The most eminent thinker and theologian of his age
Born the son of a Lombard nobleman in 1033 in Aosta, in modern northern Italy, Anselm crossed the alps and, in search of learning, and aged 26 became a monk in the abbey of Bec, in Normandy. Here, he became Lanfranc’s pupil, and rose to become the second Abbott (1078). His writings , both theological and philosophical, were widely admired and respected. When William II appointed him Archbishop of Canterbury (1093), Anselm, then aged 60, accepted the post with great reluctance. By the time he died in Canterbury in 1109, Anselm had established an unrivalled reputation as a scholar, thinker, and spiritual leader.
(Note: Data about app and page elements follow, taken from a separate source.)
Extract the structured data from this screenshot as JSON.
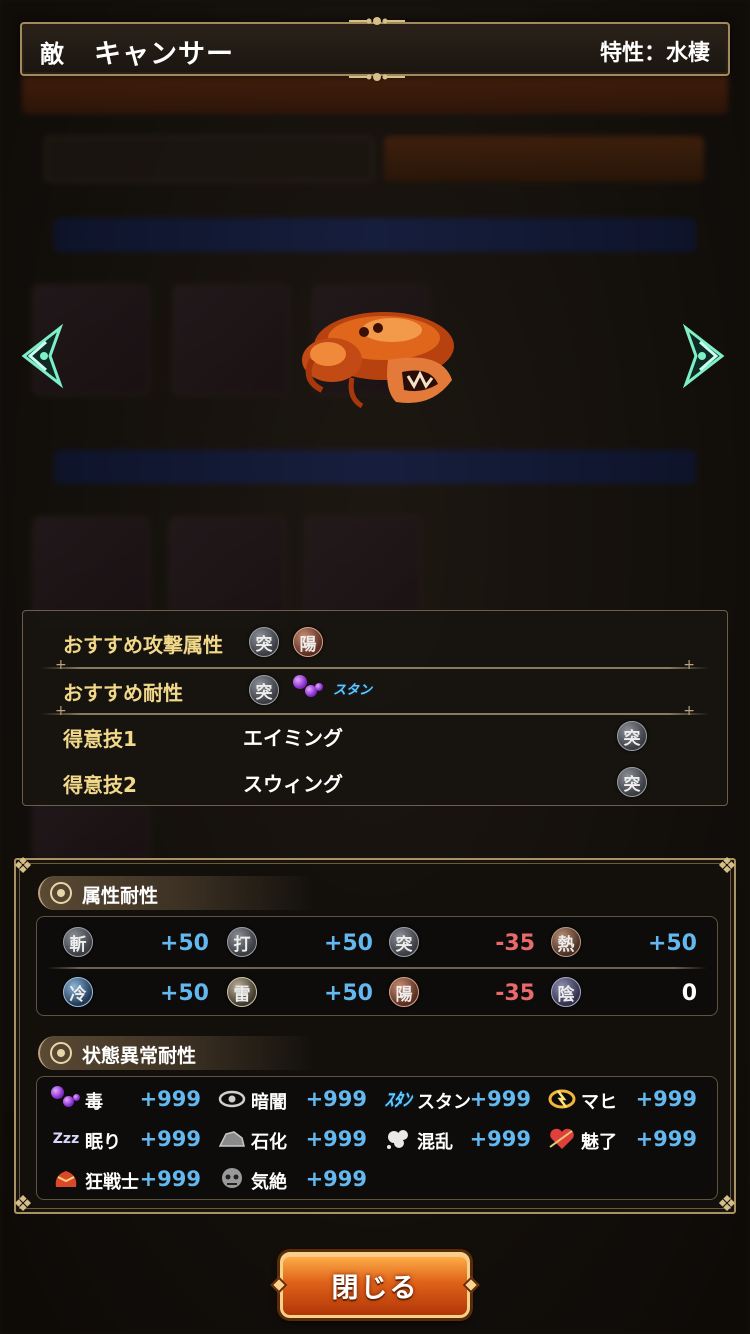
{
  "header": {
    "tag": "敵",
    "enemy_name": "キャンサー",
    "trait": "特性：水棲"
  },
  "info": {
    "recommended_attack_label": "おすすめ攻撃属性",
    "recommended_attack_elements": [
      "突",
      "陽"
    ],
    "recommended_resist_label": "おすすめ耐性",
    "recommended_resist_element": "突",
    "recommended_resist_status": "スタン",
    "skills": [
      {
        "label": "得意技1",
        "name": "エイミング",
        "element": "突"
      },
      {
        "label": "得意技2",
        "name": "スウィング",
        "element": "突"
      }
    ]
  },
  "element_resist": {
    "title": "属性耐性",
    "items": [
      {
        "element": "斬",
        "value": "+50",
        "sign": "pos"
      },
      {
        "element": "打",
        "value": "+50",
        "sign": "pos"
      },
      {
        "element": "突",
        "value": "-35",
        "sign": "neg"
      },
      {
        "element": "熱",
        "value": "+50",
        "sign": "pos"
      },
      {
        "element": "冷",
        "value": "+50",
        "sign": "pos"
      },
      {
        "element": "雷",
        "value": "+50",
        "sign": "pos"
      },
      {
        "element": "陽",
        "value": "-35",
        "sign": "neg"
      },
      {
        "element": "陰",
        "value": "0",
        "sign": "zero"
      }
    ]
  },
  "status_resist": {
    "title": "状態異常耐性",
    "items": [
      {
        "name": "毒",
        "value": "+999",
        "icon": "poison-icon"
      },
      {
        "name": "暗闇",
        "value": "+999",
        "icon": "blind-icon"
      },
      {
        "name": "スタン",
        "value": "+999",
        "icon": "stun-icon"
      },
      {
        "name": "マヒ",
        "value": "+999",
        "icon": "paralysis-icon"
      },
      {
        "name": "眠り",
        "value": "+999",
        "icon": "sleep-icon"
      },
      {
        "name": "石化",
        "value": "+999",
        "icon": "petrify-icon"
      },
      {
        "name": "混乱",
        "value": "+999",
        "icon": "confusion-icon"
      },
      {
        "name": "魅了",
        "value": "+999",
        "icon": "charm-icon"
      },
      {
        "name": "狂戦士",
        "value": "+999",
        "icon": "berserk-icon"
      },
      {
        "name": "気絶",
        "value": "+999",
        "icon": "faint-icon"
      }
    ]
  },
  "stun_glyph": "ｽﾀﾝ",
  "sleep_glyph": "Zzz",
  "close_label": "閉じる"
}
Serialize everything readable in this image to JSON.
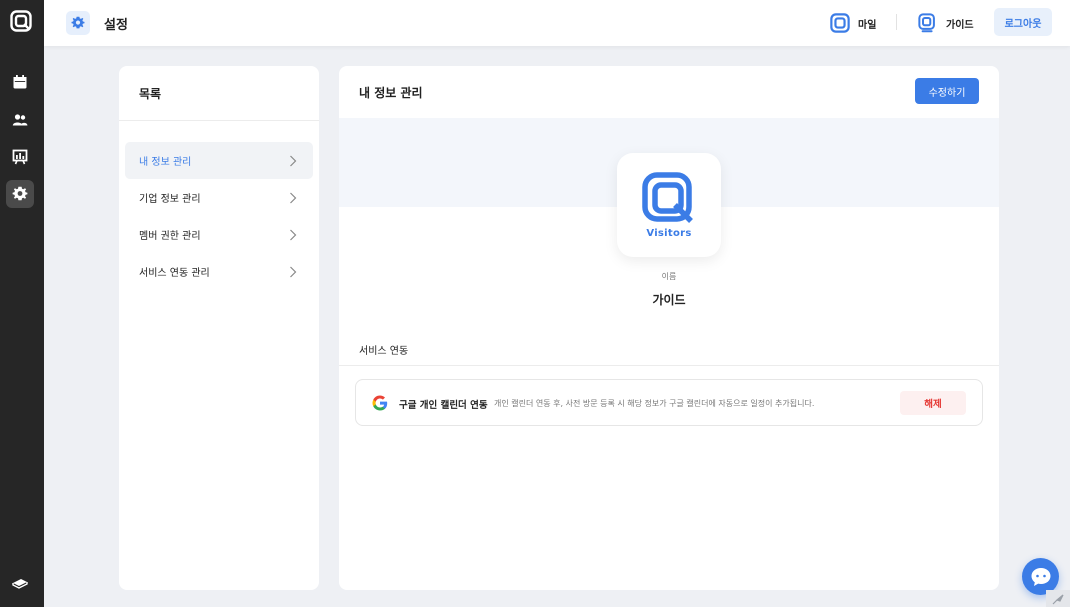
{
  "topbar": {
    "title": "설정",
    "workspace_label": "마일",
    "guide_label": "가이드",
    "logout_label": "로그아웃"
  },
  "rail": {
    "items": [
      "calendar-icon",
      "users-icon",
      "chart-board-icon",
      "gear-icon"
    ],
    "bottom": "book-icon"
  },
  "menu": {
    "heading": "목록",
    "items": [
      {
        "label": "내 정보 관리",
        "active": true
      },
      {
        "label": "기업 정보 관리",
        "active": false
      },
      {
        "label": "멤버 권한 관리",
        "active": false
      },
      {
        "label": "서비스 연동 관리",
        "active": false
      }
    ]
  },
  "content": {
    "heading": "내 정보 관리",
    "edit_label": "수정하기",
    "avatar_brand": "Visitors",
    "name_label": "이름",
    "name_value": "가이드",
    "services_title": "서비스 연동",
    "service": {
      "name": "구글 개인 캘린더 연동",
      "description": "개인 캘린더 연동 후, 사전 방문 등록 시 해당 정보가 구글 캘린더에 자동으로 일정이 추가됩니다.",
      "action_label": "해제"
    }
  },
  "colors": {
    "accent": "#3b7ce6",
    "rail": "#262626",
    "danger": "#e53935"
  }
}
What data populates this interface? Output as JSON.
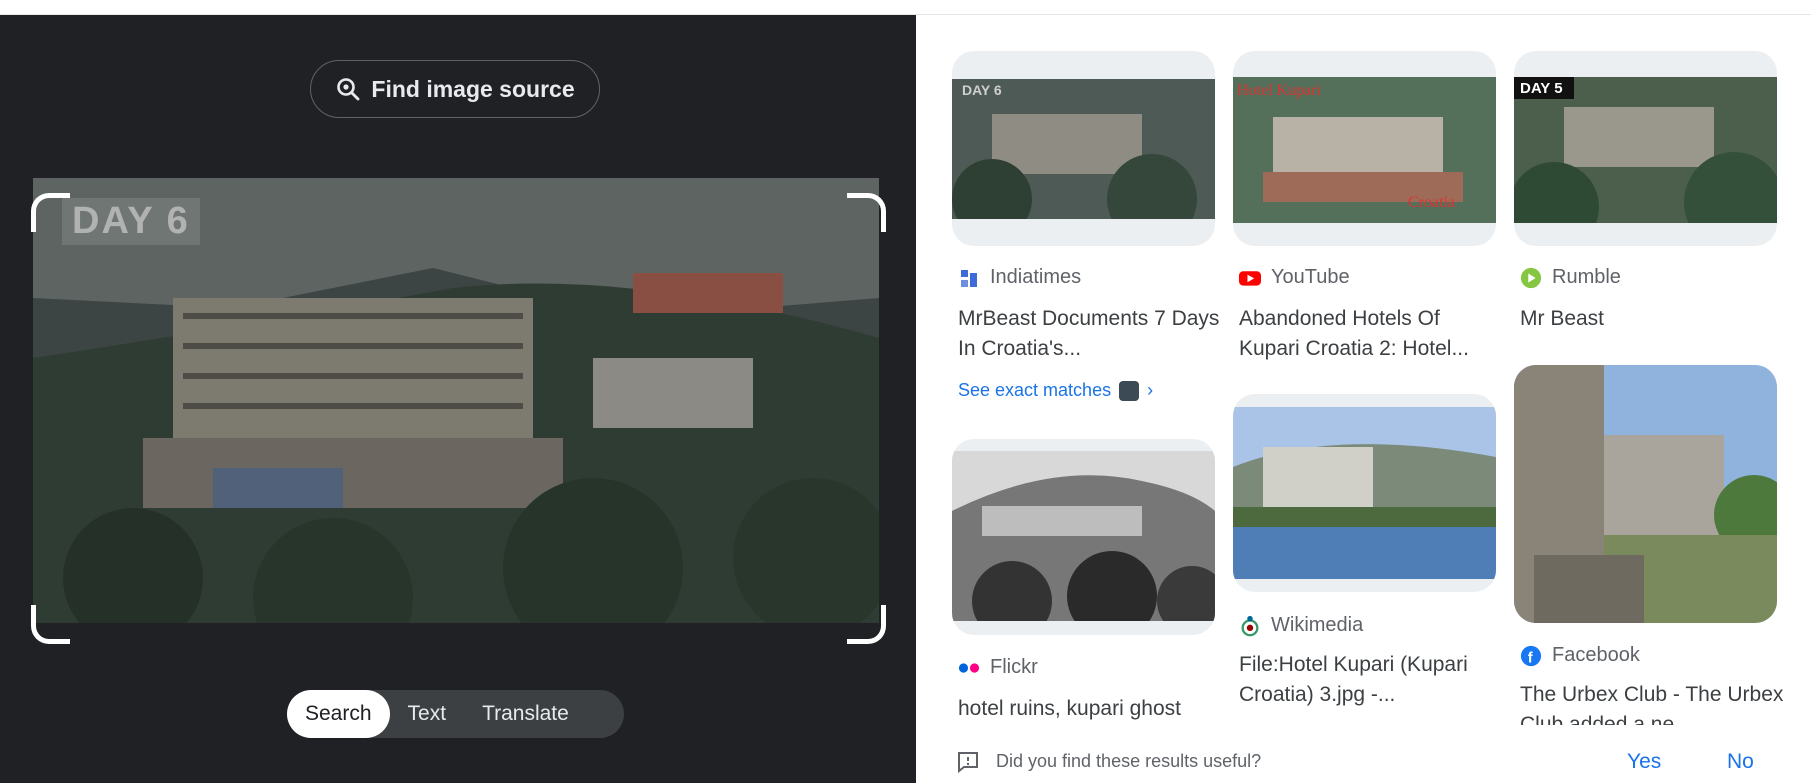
{
  "find_button": {
    "label": "Find image source",
    "icon": "lens-search-icon"
  },
  "crop_overlay_text": "DAY 6",
  "modes": [
    {
      "label": "Search",
      "active": true
    },
    {
      "label": "Text",
      "active": false
    },
    {
      "label": "Translate",
      "active": false
    }
  ],
  "results": [
    {
      "source": "Indiatimes",
      "title": "MrBeast Documents 7 Days In Croatia's...",
      "overlay": "DAY 6",
      "icon": "indiatimes-icon",
      "see_exact": "See exact matches"
    },
    {
      "source": "YouTube",
      "title": "Abandoned Hotels Of Kupari Croatia 2: Hotel...",
      "overlay": "Hotel Kupari",
      "overlay2": "Croatia",
      "icon": "youtube-icon"
    },
    {
      "source": "Rumble",
      "title": "Mr Beast",
      "overlay": "DAY 5",
      "icon": "rumble-icon"
    },
    {
      "source": "Flickr",
      "title": "hotel ruins, kupari ghost",
      "icon": "flickr-icon"
    },
    {
      "source": "Wikimedia",
      "title": "File:Hotel Kupari (Kupari Croatia) 3.jpg -...",
      "icon": "wikimedia-icon"
    },
    {
      "source": "Facebook",
      "title": "The Urbex Club - The Urbex Club added a ne...",
      "icon": "facebook-icon"
    }
  ],
  "feedback": {
    "question": "Did you find these results useful?",
    "yes": "Yes",
    "no": "No"
  },
  "colors": {
    "dark_bg": "#202124",
    "link": "#1a73e8"
  }
}
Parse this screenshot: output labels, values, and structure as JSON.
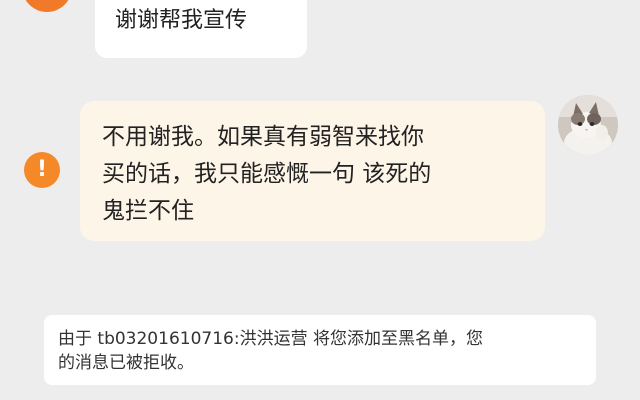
{
  "conversation": {
    "peer": {
      "avatar_color": "#f07a2a"
    },
    "messages": [
      {
        "direction": "incoming",
        "text": "谢谢帮我宣传"
      },
      {
        "direction": "outgoing",
        "status": "failed",
        "lines": [
          "不用谢我。如果真有弱智来找你",
          "买的话，我只能感慨一句 该死的",
          "鬼拦不住"
        ],
        "bubble_color": "#fdf5e8"
      }
    ],
    "failed_icon": {
      "name": "exclamation-icon",
      "symbol": "!",
      "color": "#f5892a"
    },
    "self": {
      "avatar": "cat-photo"
    }
  },
  "system_notice": {
    "lines": [
      "由于 tb03201610716:洪洪运营 将您添加至黑名单，您",
      "的消息已被拒收。"
    ]
  }
}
He was declared a ‘Doctor of the Church’ and canonised in 1720. He is buried in the chapel which bears his name.
What to see:
- Anselm appears beside Cramner on the exterior wall of the south west porch (Image 1)
- the modern window in Anselm’s chapel by H J Stammers – it includes the book Cur deus homo, a treatise by Anselm on incarnation (Image 2)
- Anselm’s chapel also includes a modern icon showing Mary, Anselm and Lanfranc (Image 3) – this was a gift from the Abbey of Bec given in 1999 to mark the 50th anniversary of the re-founding of the abbey
- the arms of Anselm appear in the lower windows of the Chapter House west end (Image 4